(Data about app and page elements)
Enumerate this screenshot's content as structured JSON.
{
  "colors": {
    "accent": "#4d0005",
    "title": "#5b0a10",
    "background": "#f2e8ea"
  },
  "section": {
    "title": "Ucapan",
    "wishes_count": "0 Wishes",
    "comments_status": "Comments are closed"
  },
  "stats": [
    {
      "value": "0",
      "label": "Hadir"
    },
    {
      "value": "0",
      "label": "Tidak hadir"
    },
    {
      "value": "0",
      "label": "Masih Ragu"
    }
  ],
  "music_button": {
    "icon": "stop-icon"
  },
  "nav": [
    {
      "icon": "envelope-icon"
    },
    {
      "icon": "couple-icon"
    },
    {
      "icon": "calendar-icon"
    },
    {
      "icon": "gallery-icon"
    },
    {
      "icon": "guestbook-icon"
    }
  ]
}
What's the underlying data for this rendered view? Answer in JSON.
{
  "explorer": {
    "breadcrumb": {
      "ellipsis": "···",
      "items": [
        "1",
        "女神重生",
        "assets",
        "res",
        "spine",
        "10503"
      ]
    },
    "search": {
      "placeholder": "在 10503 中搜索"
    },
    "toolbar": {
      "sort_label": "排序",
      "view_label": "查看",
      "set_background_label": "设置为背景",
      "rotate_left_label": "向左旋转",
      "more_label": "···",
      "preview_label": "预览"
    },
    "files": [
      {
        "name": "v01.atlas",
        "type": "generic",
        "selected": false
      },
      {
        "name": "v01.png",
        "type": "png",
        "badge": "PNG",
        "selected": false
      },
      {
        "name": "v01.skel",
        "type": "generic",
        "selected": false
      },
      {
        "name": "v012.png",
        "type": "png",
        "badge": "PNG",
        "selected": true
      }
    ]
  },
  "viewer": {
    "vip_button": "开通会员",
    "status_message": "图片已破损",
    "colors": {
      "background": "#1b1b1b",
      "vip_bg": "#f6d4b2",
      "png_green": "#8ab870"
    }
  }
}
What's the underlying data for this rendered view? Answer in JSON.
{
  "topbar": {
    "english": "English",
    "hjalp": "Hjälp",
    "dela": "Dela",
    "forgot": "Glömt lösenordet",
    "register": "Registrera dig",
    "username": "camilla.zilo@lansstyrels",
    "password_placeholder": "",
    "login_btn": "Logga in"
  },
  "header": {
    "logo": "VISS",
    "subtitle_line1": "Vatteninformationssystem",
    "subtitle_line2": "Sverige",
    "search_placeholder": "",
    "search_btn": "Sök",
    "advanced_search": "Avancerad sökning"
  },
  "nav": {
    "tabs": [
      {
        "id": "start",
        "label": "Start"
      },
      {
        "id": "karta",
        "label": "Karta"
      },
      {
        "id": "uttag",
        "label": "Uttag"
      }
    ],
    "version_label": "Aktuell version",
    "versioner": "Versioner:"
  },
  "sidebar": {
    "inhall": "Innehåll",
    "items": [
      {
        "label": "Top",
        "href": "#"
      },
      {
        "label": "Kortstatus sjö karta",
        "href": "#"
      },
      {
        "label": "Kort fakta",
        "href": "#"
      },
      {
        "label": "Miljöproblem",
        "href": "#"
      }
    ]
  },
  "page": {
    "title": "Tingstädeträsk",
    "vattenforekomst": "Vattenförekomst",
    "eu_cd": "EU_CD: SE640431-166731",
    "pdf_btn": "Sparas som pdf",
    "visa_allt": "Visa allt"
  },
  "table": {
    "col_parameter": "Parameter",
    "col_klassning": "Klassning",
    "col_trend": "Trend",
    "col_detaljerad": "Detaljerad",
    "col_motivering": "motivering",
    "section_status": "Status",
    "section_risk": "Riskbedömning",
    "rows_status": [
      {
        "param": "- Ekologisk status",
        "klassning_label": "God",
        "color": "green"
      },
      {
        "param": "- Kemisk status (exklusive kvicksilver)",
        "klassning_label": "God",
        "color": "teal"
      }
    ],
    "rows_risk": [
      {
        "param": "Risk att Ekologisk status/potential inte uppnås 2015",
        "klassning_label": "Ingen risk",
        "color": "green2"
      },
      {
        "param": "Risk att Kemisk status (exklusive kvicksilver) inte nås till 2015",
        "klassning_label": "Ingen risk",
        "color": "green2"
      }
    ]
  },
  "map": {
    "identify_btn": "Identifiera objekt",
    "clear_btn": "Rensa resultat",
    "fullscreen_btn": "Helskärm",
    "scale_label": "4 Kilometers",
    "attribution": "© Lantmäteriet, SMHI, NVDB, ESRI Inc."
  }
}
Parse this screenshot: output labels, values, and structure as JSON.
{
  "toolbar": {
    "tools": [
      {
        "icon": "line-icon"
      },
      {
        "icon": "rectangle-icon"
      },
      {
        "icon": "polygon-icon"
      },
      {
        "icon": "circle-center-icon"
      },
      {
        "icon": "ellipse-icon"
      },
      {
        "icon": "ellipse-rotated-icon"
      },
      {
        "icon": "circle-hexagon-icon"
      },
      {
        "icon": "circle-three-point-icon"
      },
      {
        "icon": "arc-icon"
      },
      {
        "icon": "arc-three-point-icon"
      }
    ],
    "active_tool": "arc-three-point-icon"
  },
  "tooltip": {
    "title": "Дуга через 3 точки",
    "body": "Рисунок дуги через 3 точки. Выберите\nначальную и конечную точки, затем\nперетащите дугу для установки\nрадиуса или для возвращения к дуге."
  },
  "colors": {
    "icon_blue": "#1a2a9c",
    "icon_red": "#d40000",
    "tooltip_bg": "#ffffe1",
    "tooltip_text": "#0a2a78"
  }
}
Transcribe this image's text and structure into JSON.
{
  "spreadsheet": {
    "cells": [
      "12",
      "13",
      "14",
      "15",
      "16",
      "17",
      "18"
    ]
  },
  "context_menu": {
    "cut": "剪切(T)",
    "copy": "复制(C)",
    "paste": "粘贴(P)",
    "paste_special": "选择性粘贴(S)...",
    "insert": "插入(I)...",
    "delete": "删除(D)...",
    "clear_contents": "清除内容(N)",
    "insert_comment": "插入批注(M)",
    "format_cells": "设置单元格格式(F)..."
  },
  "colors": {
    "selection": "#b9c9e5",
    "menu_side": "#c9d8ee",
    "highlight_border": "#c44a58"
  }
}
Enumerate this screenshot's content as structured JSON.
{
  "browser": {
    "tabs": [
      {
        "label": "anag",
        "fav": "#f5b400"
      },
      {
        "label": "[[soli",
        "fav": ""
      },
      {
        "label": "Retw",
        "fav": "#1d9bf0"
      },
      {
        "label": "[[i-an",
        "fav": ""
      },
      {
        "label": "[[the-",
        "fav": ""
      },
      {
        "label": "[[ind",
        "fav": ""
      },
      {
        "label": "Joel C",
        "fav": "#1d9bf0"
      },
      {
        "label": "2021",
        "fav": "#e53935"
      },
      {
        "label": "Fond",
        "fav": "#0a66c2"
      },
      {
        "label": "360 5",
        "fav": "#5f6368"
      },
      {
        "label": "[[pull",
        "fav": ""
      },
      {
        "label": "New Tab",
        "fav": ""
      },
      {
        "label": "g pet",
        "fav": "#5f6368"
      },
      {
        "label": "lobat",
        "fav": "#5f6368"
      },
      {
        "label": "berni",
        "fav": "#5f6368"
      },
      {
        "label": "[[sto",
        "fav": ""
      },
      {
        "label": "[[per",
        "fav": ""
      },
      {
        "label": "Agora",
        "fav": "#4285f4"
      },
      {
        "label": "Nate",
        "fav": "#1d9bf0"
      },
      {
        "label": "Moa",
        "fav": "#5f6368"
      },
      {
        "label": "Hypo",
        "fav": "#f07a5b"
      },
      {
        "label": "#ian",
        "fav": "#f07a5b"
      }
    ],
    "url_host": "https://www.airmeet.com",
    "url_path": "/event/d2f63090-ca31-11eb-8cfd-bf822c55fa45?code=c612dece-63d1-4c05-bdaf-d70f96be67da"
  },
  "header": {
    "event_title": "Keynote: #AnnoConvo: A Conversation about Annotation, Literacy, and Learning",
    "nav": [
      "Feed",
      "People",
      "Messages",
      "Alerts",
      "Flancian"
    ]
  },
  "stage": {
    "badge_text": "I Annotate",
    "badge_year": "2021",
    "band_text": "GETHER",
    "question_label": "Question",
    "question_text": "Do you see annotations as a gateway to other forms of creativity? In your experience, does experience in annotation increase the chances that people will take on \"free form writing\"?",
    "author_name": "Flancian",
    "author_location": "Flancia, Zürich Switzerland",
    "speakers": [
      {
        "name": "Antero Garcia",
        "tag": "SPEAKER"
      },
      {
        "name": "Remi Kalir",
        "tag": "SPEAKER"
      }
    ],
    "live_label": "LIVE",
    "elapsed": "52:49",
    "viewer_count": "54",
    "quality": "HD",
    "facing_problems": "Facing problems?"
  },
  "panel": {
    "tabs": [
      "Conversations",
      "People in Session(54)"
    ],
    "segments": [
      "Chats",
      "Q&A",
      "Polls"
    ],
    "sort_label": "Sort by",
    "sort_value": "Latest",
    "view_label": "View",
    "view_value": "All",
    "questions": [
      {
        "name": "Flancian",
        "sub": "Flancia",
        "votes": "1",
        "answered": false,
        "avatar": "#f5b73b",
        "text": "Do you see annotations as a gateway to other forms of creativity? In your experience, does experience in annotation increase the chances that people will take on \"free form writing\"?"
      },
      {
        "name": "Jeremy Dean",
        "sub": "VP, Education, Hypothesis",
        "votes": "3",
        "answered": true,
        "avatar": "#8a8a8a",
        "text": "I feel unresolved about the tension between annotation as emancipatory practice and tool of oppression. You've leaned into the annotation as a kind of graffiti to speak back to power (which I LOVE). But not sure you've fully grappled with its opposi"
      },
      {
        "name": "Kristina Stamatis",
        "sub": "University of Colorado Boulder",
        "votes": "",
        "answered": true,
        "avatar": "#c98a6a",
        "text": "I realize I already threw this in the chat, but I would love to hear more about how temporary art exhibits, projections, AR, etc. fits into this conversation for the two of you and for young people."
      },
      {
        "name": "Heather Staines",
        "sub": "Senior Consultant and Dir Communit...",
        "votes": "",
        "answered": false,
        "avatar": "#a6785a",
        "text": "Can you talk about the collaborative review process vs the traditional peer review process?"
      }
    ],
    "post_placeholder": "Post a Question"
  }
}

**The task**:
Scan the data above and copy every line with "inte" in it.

**Answer to this problem**:
        "param": "Risk att Ekologisk status/potential inte uppnås 2015",
        "param": "Risk att Kemisk status (exklusive kvicksilver) inte nås till 2015",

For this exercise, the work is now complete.